→ Work order
Look through the material that follows and show every line with the string "free".

→ Material provided
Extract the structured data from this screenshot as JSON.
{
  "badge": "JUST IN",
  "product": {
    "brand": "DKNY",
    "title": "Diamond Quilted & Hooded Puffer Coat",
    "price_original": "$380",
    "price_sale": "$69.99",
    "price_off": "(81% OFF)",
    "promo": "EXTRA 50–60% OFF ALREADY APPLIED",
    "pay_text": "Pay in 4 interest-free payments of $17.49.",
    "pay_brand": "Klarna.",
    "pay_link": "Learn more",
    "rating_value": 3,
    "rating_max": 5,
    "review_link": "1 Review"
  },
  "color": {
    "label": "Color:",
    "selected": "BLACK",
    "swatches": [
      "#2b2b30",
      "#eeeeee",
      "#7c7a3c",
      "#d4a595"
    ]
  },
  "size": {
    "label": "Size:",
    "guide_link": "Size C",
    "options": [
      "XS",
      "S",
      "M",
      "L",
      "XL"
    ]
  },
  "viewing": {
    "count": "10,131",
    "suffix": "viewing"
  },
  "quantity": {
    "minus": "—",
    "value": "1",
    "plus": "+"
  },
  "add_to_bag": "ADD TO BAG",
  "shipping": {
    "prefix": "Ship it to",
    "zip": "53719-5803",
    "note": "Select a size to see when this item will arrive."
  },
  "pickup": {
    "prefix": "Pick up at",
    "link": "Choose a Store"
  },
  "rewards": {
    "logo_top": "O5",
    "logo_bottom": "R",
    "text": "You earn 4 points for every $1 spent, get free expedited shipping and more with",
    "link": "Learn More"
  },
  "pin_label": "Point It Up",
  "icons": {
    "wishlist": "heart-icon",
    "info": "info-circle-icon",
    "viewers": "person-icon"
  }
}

→ The answer
    "pay_text": "Pay in 4 interest-free payments of $17.49.",
    "text": "You earn 4 points for every $1 spent, get free expedited shipping and more with",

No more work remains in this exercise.